We visited the Hill with a specific legislative ask: to protect the vulnerable among us by protecting the Supplemental Nutrition Assistance Program (SNAP) in the Farm Bill.
With more than forty million Americans relying on SNAP benefits to help them get on their feet and feed their families with dignity, a strong Farm Bill that supports this lifeline is vital.
Congress members from both parties welcomed us during our meetings and listened to our concerns about the two million Americans who will lose their SNAP benefits if ideological attacks on this vital safety net program become law.
We were both struck by the very real impact it had on Representatives to hear from us in person, and we hand-delivered a letter signed by nearly one thousand clergy representing 47 states and the District of Columbia, which calls on Congress to protect SNAP.
While the highly partisan House Farm Bill failed its first vote—in the very same week as our delegation’s Hill visits—this dangerous bill did eventually pass by a razor-thin margin.
Thankfully, a bipartisan process facilitated by Senate Agriculture Committee leadership produced and passed a much more palatable bill, which passed easily (86-11) and without drama.
We are keenly awaiting news of the conference process—for news, and for how we can continue to help raise the voices of the vulnerable. (For more details, and to get the latest updates, visit MAZON’s blog.)
“Im ein kemach, ein Torah; im ein Torah, ein kemach.” “Without bread there is no Torah; without Torah, there is no bread.”
We cannot engage in the work of Torah, of Avodah, of Gemilut Chasadim without sustenance.

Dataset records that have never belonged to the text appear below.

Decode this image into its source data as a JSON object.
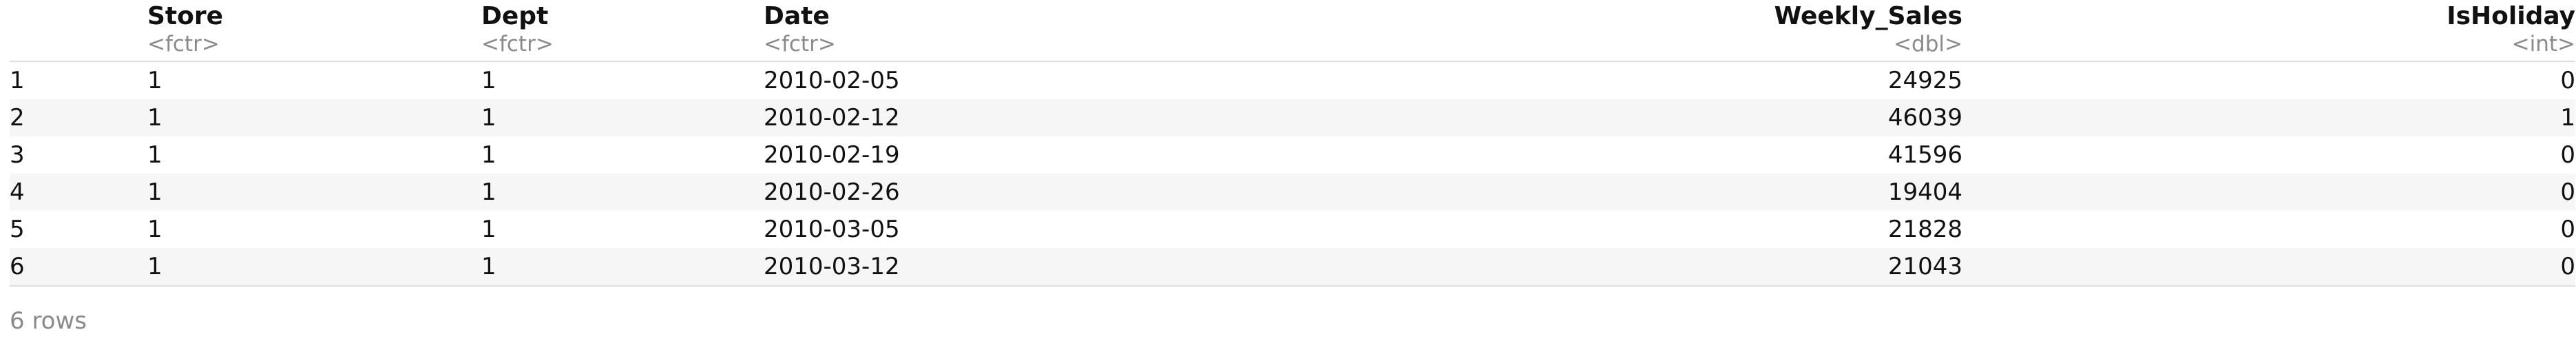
{
  "table": {
    "columns": [
      {
        "name": "Store",
        "type": "<fctr>"
      },
      {
        "name": "Dept",
        "type": "<fctr>"
      },
      {
        "name": "Date",
        "type": "<fctr>"
      },
      {
        "name": "Weekly_Sales",
        "type": "<dbl>"
      },
      {
        "name": "IsHoliday",
        "type": "<int>"
      }
    ],
    "rows": [
      {
        "index": "1",
        "cells": [
          "1",
          "1",
          "2010-02-05",
          "24925",
          "0"
        ]
      },
      {
        "index": "2",
        "cells": [
          "1",
          "1",
          "2010-02-12",
          "46039",
          "1"
        ]
      },
      {
        "index": "3",
        "cells": [
          "1",
          "1",
          "2010-02-19",
          "41596",
          "0"
        ]
      },
      {
        "index": "4",
        "cells": [
          "1",
          "1",
          "2010-02-26",
          "19404",
          "0"
        ]
      },
      {
        "index": "5",
        "cells": [
          "1",
          "1",
          "2010-03-05",
          "21828",
          "0"
        ]
      },
      {
        "index": "6",
        "cells": [
          "1",
          "1",
          "2010-03-12",
          "21043",
          "0"
        ]
      }
    ]
  },
  "footer": {
    "row_count": "6 rows"
  }
}
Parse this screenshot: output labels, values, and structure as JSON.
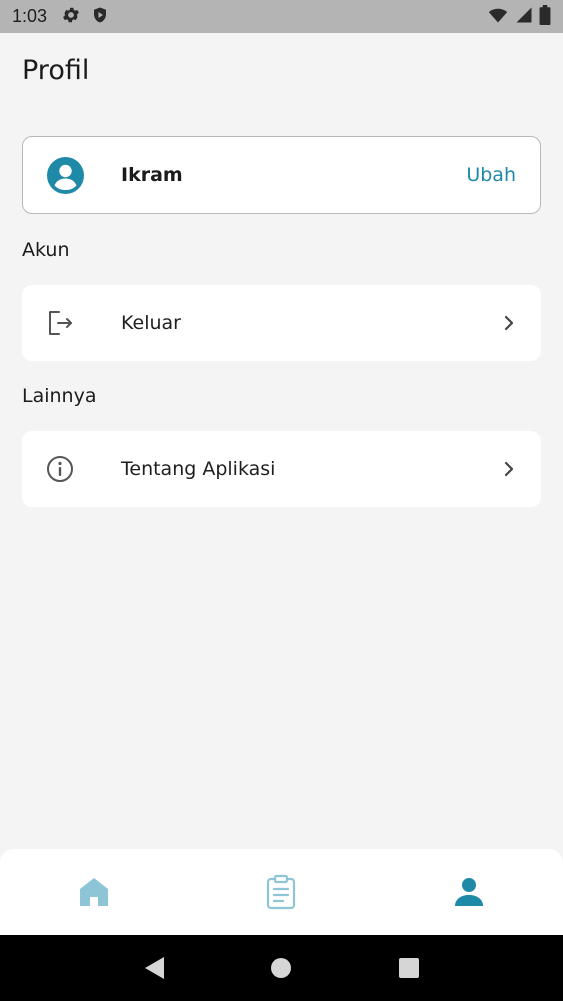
{
  "status_bar": {
    "time": "1:03",
    "icons": [
      "gear-icon",
      "shield-icon",
      "wifi-icon",
      "signal-icon",
      "battery-icon"
    ]
  },
  "page": {
    "title": "Profil"
  },
  "profile": {
    "name": "Ikram",
    "edit_label": "Ubah"
  },
  "sections": {
    "account": {
      "label": "Akun",
      "items": [
        {
          "label": "Keluar",
          "icon": "logout-icon"
        }
      ]
    },
    "others": {
      "label": "Lainnya",
      "items": [
        {
          "label": "Tentang Aplikasi",
          "icon": "info-icon"
        }
      ]
    }
  },
  "bottom_nav": {
    "items": [
      {
        "icon": "home-icon",
        "active": false
      },
      {
        "icon": "clipboard-icon",
        "active": false
      },
      {
        "icon": "person-icon",
        "active": true
      }
    ]
  },
  "colors": {
    "accent": "#1f8aa8",
    "nav_inactive": "#8ec5d6",
    "background": "#f4f4f4",
    "card": "#ffffff"
  }
}
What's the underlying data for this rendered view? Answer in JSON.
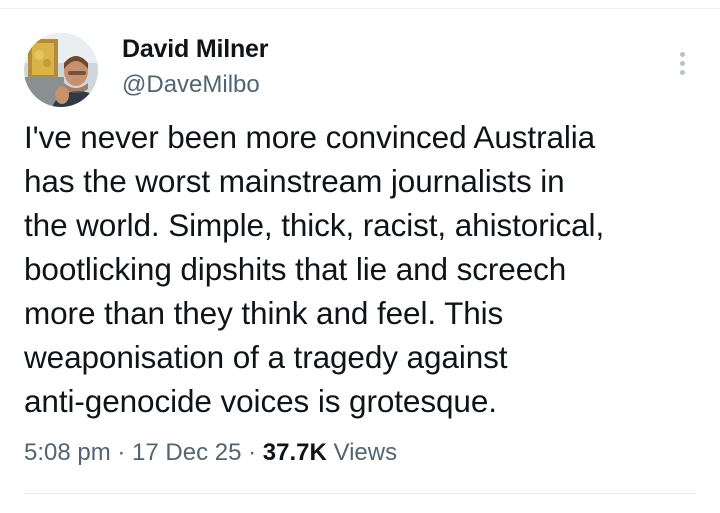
{
  "author": {
    "name": "David Milner",
    "handle": "@DaveMilbo"
  },
  "tweet": {
    "lines": [
      "I've never been more convinced Australia",
      "has the worst mainstream journalists in",
      "the world. Simple, thick, racist, ahistorical,",
      "bootlicking dipshits that lie and screech",
      "more than they think and feel. This",
      "weaponisation of a tragedy against",
      "anti-genocide voices is grotesque."
    ]
  },
  "meta": {
    "time": "5:08 pm",
    "separator": " · ",
    "date": "17 Dec 25",
    "views_count": "37.7K",
    "views_label": "Views"
  },
  "icons": {
    "more": "more-vertical-icon",
    "avatar": "avatar-photo"
  },
  "colors": {
    "text": "#0f1419",
    "secondary": "#536471",
    "divider": "#eff3f4"
  }
}
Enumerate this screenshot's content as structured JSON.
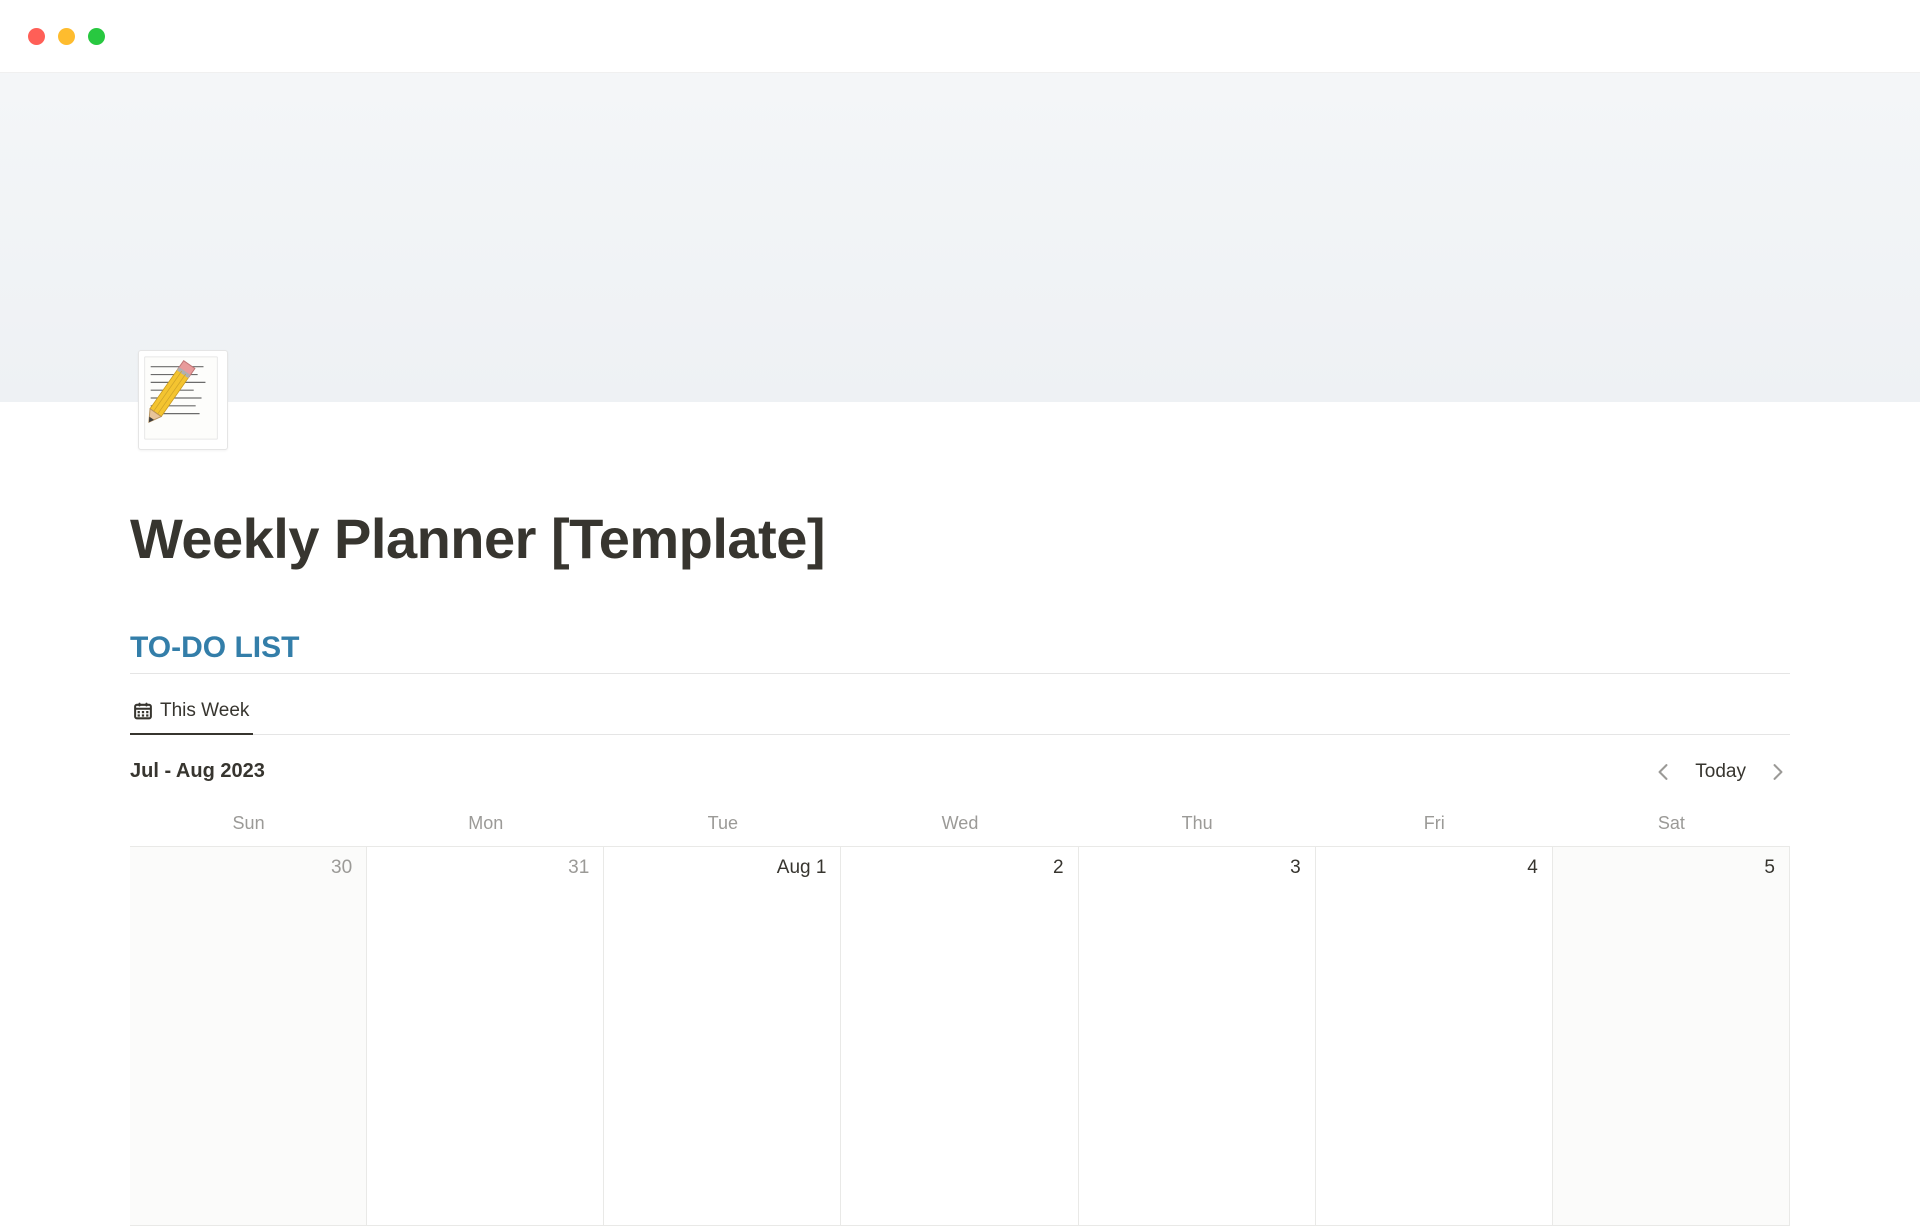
{
  "page": {
    "title": "Weekly Planner [Template]"
  },
  "sections": {
    "todo": {
      "heading": "TO-DO LIST"
    }
  },
  "views": {
    "tabs": [
      {
        "label": "This Week",
        "icon": "calendar-icon"
      }
    ]
  },
  "calendar": {
    "month_label": "Jul - Aug 2023",
    "today_button": "Today",
    "day_headers": [
      "Sun",
      "Mon",
      "Tue",
      "Wed",
      "Thu",
      "Fri",
      "Sat"
    ],
    "days": [
      {
        "label": "30",
        "weekend": true,
        "other_month": true
      },
      {
        "label": "31",
        "weekend": false,
        "other_month": true
      },
      {
        "label": "Aug 1",
        "weekend": false,
        "other_month": false
      },
      {
        "label": "2",
        "weekend": false,
        "other_month": false
      },
      {
        "label": "3",
        "weekend": false,
        "other_month": false
      },
      {
        "label": "4",
        "weekend": false,
        "other_month": false
      },
      {
        "label": "5",
        "weekend": true,
        "other_month": false
      }
    ]
  }
}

But without Torah, our work would be meaningless.
Our tradition teaches us that we have to have both; we cannot attend to one without the other. Our sacred work is to feed one another, body and soul.
Rabbi Brian Schuldenfrei currently serves Congregation Ner Tamid of Rancho Palos Verdes, California.
Rabbi Deana Sussman Berezin currently serves Temple Israel of Omaha, Nebraska, a founding member institution of the Tri-Faith Initiative.